The Hutts are particularly noteworthy in Scourge. Although usually typecast in stories as gangsters or corrupt, the Hutts in Scourge have much more depth. Make no mistake, they are (for the most part) criminals. But each Hutt introduced in the book is also a unique character, and each one embodies a different sleazy flaw. Whether they are motivated by greed, hubris, or something more sinister, the Hutts are a commanding presence in Scourge without being main characters. They weigh on the minds and actions of each character, and that’s a real testament to Grubb’s writing. For the curious readers, Hutt culture is fleshed out quite a bit in Scourge, to the point where even the uninterested are likely to look forward to more Hutt-centric stories in the future.
Of course, Scourge has some flaws too. Descriptions of characters are often repeated, and certain plot points are resolved a little too abruptly. The main protagonist, Mander Zuma, is a character that readers will either enjoy or hate. It helps that his character is surrounded by characters that are both fun to read and strong on their own (i.e. his Bothan companion, Eddey Be’ray), but Mander’s problems stem from a lack of believability. It’s hard to believe that a Jedi could obtain the rank of Master, yet be self-conscious and unsure of himself.
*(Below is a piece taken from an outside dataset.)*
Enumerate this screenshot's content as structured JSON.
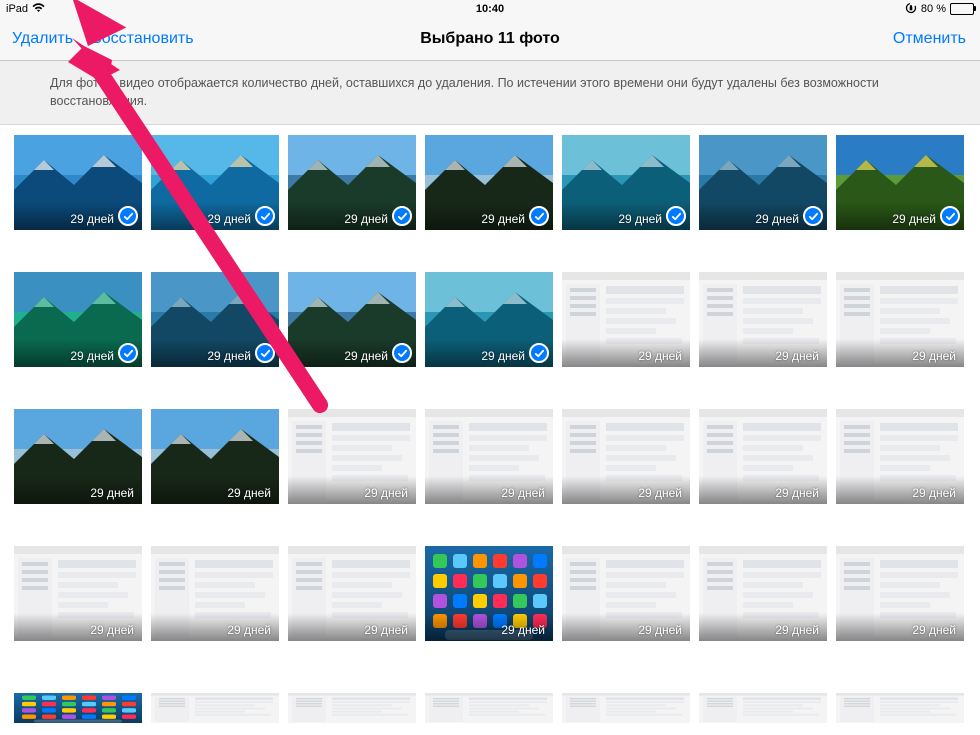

It’s rather refreshing to get that point of view from the normally confident Jedi characters that litter the Expanded Universe, but it felt a characterization that would more befit a Jedi Knight, rather than a Master. He just seems like too much of a novice, and although that helps propel the story, it certainly doesn’t do his character any favors. Readers won’t likely be clamoring for another appearance by this middling Jedi once the book ends.
Scourge is a really fun read, and Grubb has proved himself to be a great new addition to the Expanded Universe with this book. Clocking in at just under 300 pages, readers will likely blaze through the story in just a few days – which shows that Grubb has written an entertaining, fast-paced story. With a complete absence of film characters and previous Expanded Universe lore, Scourge is a fantastic jumping off point for anyone new to the Expanded Universe. It’s also a great book for fans wanting a great Star Wars story, but without having to rush to Wookieepedia every few minutes to look up forgotten characters and facts. Scourge has proved that there is still a place in the Expanded Universe for pure, fun Star Wars adventures.